posted by Tim Popp on Mar 13, 2014 10:30am | comments
Tim is a single theater artist with a heart of gold. With an appetite for life and nachos, Tim chronicles his (mis)adventures as he hunts for love every week on his blog PartyOfOneMealForTwo
This weekend, HBO's new series Looking concluded its first season. For those of you who without access to a TV, Internet or a local LGBT watering hole, Looking is a series surrounding three gay men living in San Francisco. It has been touted as utterly authentic and refreshing with the best mustache on television since Tom Selleck.
Indeed, the series does capture familiar moments that seem like they're ripped out of my own journal resulting in mild cases of PTSD. And the creative staff has done an admirable job of representing gay lives without turning it into a gimmick or novelty. It never apologizes for itself nor presents a remedial version of homosexuality for those viewers who aren't so up on queer culture (read: straight.)
But with each episode, I've been left cold and unsatisfied much like so many of the characters' sexual exploits. Despite all the progressive representation, Looking has fallen into the trap of most mainstream queer media: it's a total downer. So many mainstream queer narratives result in disease or death or disowning families. But with a series created by gay men (Michael Lannan and Andrew Haigh) featuring only gay male leads, I was hoping to find more of a celebration of that identity.
Instead we get the self-centered artist who ruins his LTR when he introduces a sex worker into their bed unbeknownst to his partner, a basket case who spends most of his time fighting through his own gay shame and a forty year old who desperately chases his youth. Perhaps the most likeable and stable character on the show is the straight woman/best gal pal (which strikes me as odd in a series centered on gay men.)
The moments that were most relatable to the actual events of my life were the series' most cringe worthy. And so despite the absence of the usual queer issues (which the creators purposefully chose to avoid) we're left three miserable gay men and yet another tale about how hard it is to be queer.
Which it is. Or it can be. But it can also be beautiful and fun. It can make you sing show tunes with your best friends, high kicking all the way down Broad Street. It can open you up to a world of brand new ideas and experiences. It can set you free. And that is what I'm waiting for from Looking.
The significance of a TV show like this being produced on a major network is not lost on me. It approaches the lives and sexuality of gay men with a frankness I've before never witnessed on a major network. Yet I can't help but wonder when we'll tell stories about ourselves that focus on joy rather than pain. Hardship will always be a part of any good story but I'm ready to see us rise above them for once.

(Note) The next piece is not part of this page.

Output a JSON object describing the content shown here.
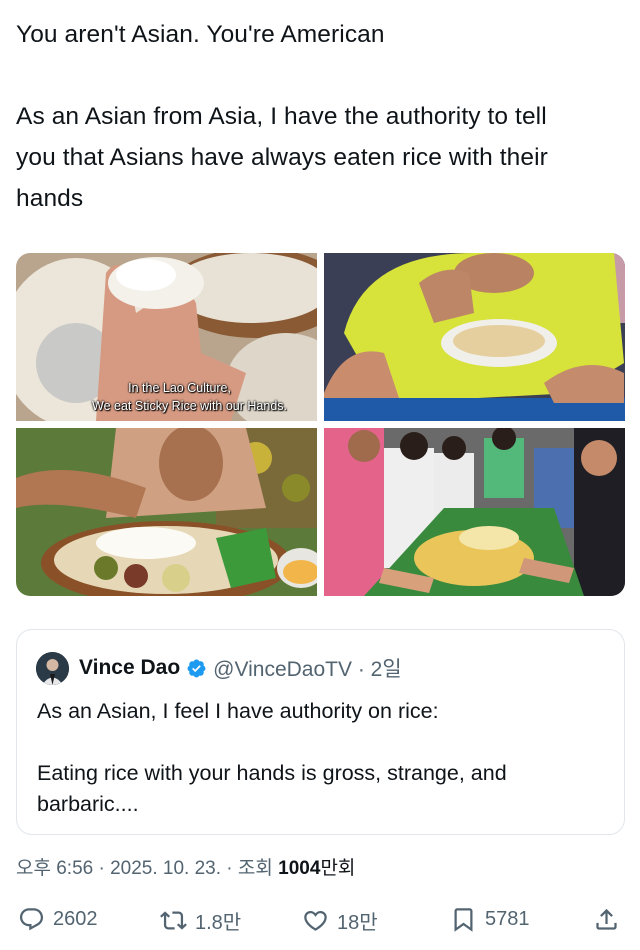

Maybe season 2 will get it right. (Because obviously I'll be tuned in every week.)